Information given section start
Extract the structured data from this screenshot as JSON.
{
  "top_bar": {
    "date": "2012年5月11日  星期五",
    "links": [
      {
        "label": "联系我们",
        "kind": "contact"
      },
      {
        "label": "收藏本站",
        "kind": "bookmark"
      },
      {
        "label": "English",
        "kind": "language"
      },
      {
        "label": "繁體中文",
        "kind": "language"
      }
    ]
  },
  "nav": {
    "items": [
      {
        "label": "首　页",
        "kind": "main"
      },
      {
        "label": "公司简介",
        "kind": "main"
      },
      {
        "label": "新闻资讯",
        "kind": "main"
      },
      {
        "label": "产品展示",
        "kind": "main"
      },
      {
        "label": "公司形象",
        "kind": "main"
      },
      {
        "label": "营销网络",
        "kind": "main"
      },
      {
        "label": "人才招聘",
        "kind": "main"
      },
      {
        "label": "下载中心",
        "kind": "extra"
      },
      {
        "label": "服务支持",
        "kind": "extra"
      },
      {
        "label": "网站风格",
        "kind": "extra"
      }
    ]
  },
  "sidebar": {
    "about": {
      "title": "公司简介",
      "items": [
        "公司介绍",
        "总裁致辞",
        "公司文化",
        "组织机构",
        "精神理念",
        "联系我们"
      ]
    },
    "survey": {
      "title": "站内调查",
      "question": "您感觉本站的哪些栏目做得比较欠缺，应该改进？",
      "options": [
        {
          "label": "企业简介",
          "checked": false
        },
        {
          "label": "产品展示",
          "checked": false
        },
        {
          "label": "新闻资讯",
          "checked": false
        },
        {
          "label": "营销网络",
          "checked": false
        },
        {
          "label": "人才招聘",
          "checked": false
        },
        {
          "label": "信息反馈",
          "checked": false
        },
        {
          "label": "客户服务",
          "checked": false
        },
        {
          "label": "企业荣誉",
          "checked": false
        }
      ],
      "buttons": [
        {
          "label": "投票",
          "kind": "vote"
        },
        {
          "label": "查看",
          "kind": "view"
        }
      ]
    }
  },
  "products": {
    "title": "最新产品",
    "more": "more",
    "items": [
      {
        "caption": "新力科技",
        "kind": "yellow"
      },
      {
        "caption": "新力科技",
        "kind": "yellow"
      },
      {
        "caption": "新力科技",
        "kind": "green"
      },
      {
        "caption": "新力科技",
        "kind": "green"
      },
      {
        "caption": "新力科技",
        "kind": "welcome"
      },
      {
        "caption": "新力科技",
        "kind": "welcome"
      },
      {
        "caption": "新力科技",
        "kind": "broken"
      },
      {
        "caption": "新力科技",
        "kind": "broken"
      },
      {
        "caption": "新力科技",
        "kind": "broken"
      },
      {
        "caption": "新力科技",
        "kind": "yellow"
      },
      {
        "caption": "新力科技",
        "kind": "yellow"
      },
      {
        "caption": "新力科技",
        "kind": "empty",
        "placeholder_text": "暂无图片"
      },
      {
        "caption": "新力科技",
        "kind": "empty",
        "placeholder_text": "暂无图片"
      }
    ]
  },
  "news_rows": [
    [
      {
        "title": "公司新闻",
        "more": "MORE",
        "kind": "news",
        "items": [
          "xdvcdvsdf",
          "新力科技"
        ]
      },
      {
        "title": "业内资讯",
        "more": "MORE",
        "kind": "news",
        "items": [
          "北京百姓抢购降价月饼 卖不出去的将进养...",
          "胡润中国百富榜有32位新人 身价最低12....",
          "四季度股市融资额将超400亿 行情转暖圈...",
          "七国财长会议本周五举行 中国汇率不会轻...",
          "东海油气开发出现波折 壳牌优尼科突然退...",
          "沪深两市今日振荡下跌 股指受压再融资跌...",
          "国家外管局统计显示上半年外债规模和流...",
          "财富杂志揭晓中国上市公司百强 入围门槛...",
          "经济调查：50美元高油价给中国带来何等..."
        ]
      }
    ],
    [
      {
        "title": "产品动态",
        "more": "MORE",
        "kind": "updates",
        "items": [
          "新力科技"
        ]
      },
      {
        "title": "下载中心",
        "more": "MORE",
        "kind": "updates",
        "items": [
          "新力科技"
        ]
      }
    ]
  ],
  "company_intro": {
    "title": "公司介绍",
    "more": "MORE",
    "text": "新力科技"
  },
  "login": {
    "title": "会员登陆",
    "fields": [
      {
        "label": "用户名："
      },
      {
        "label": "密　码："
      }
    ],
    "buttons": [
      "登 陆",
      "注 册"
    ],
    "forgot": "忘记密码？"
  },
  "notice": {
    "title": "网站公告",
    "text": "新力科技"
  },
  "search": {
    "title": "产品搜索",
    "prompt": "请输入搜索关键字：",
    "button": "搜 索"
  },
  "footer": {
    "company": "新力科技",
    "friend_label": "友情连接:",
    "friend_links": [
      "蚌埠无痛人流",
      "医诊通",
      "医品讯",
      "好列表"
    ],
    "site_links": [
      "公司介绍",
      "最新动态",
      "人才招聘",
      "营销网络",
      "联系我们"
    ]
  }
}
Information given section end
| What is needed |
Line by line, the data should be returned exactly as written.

| Answer below |
Extract the structured data from this screenshot as JSON.
{
  "top_bar": {
    "date": "2012年5月11日  星期五",
    "links": [
      {
        "label": "联系我们",
        "kind": "contact"
      },
      {
        "label": "收藏本站",
        "kind": "bookmark"
      },
      {
        "label": "English",
        "kind": "language"
      },
      {
        "label": "繁體中文",
        "kind": "language"
      }
    ]
  },
  "nav": {
    "items": [
      {
        "label": "首　页",
        "kind": "main"
      },
      {
        "label": "公司简介",
        "kind": "main"
      },
      {
        "label": "新闻资讯",
        "kind": "main"
      },
      {
        "label": "产品展示",
        "kind": "main"
      },
      {
        "label": "公司形象",
        "kind": "main"
      },
      {
        "label": "营销网络",
        "kind": "main"
      },
      {
        "label": "人才招聘",
        "kind": "main"
      },
      {
        "label": "下载中心",
        "kind": "extra"
      },
      {
        "label": "服务支持",
        "kind": "extra"
      },
      {
        "label": "网站风格",
        "kind": "extra"
      }
    ]
  },
  "sidebar": {
    "about": {
      "title": "公司简介",
      "items": [
        "公司介绍",
        "总裁致辞",
        "公司文化",
        "组织机构",
        "精神理念",
        "联系我们"
      ]
    },
    "survey": {
      "title": "站内调查",
      "question": "您感觉本站的哪些栏目做得比较欠缺，应该改进？",
      "options": [
        {
          "label": "企业简介",
          "checked": false
        },
        {
          "label": "产品展示",
          "checked": false
        },
        {
          "label": "新闻资讯",
          "checked": false
        },
        {
          "label": "营销网络",
          "checked": false
        },
        {
          "label": "人才招聘",
          "checked": false
        },
        {
          "label": "信息反馈",
          "checked": false
        },
        {
          "label": "客户服务",
          "checked": false
        },
        {
          "label": "企业荣誉",
          "checked": false
        }
      ],
      "buttons": [
        {
          "label": "投票",
          "kind": "vote"
        },
        {
          "label": "查看",
          "kind": "view"
        }
      ]
    }
  },
  "products": {
    "title": "最新产品",
    "more": "more",
    "items": [
      {
        "caption": "新力科技",
        "kind": "yellow"
      },
      {
        "caption": "新力科技",
        "kind": "yellow"
      },
      {
        "caption": "新力科技",
        "kind": "green"
      },
      {
        "caption": "新力科技",
        "kind": "green"
      },
      {
        "caption": "新力科技",
        "kind": "welcome"
      },
      {
        "caption": "新力科技",
        "kind": "welcome"
      },
      {
        "caption": "新力科技",
        "kind": "broken"
      },
      {
        "caption": "新力科技",
        "kind": "broken"
      },
      {
        "caption": "新力科技",
        "kind": "broken"
      },
      {
        "caption": "新力科技",
        "kind": "yellow"
      },
      {
        "caption": "新力科技",
        "kind": "yellow"
      },
      {
        "caption": "新力科技",
        "kind": "empty",
        "placeholder_text": "暂无图片"
      },
      {
        "caption": "新力科技",
        "kind": "empty",
        "placeholder_text": "暂无图片"
      }
    ]
  },
  "news_rows": [
    [
      {
        "title": "公司新闻",
        "more": "MORE",
        "kind": "news",
        "items": [
          "xdvcdvsdf",
          "新力科技"
        ]
      },
      {
        "title": "业内资讯",
        "more": "MORE",
        "kind": "news",
        "items": [
          "北京百姓抢购降价月饼 卖不出去的将进养...",
          "胡润中国百富榜有32位新人 身价最低12....",
          "四季度股市融资额将超400亿 行情转暖圈...",
          "七国财长会议本周五举行 中国汇率不会轻...",
          "东海油气开发出现波折 壳牌优尼科突然退...",
          "沪深两市今日振荡下跌 股指受压再融资跌...",
          "国家外管局统计显示上半年外债规模和流...",
          "财富杂志揭晓中国上市公司百强 入围门槛...",
          "经济调查：50美元高油价给中国带来何等..."
        ]
      }
    ],
    [
      {
        "title": "产品动态",
        "more": "MORE",
        "kind": "updates",
        "items": [
          "新力科技"
        ]
      },
      {
        "title": "下载中心",
        "more": "MORE",
        "kind": "updates",
        "items": [
          "新力科技"
        ]
      }
    ]
  ],
  "company_intro": {
    "title": "公司介绍",
    "more": "MORE",
    "text": "新力科技"
  },
  "login": {
    "title": "会员登陆",
    "fields": [
      {
        "label": "用户名："
      },
      {
        "label": "密　码："
      }
    ],
    "buttons": [
      "登 陆",
      "注 册"
    ],
    "forgot": "忘记密码？"
  },
  "notice": {
    "title": "网站公告",
    "text": "新力科技"
  },
  "search": {
    "title": "产品搜索",
    "prompt": "请输入搜索关键字：",
    "button": "搜 索"
  },
  "footer": {
    "company": "新力科技",
    "friend_label": "友情连接:",
    "friend_links": [
      "蚌埠无痛人流",
      "医诊通",
      "医品讯",
      "好列表"
    ],
    "site_links": [
      "公司介绍",
      "最新动态",
      "人才招聘",
      "营销网络",
      "联系我们"
    ]
  }
}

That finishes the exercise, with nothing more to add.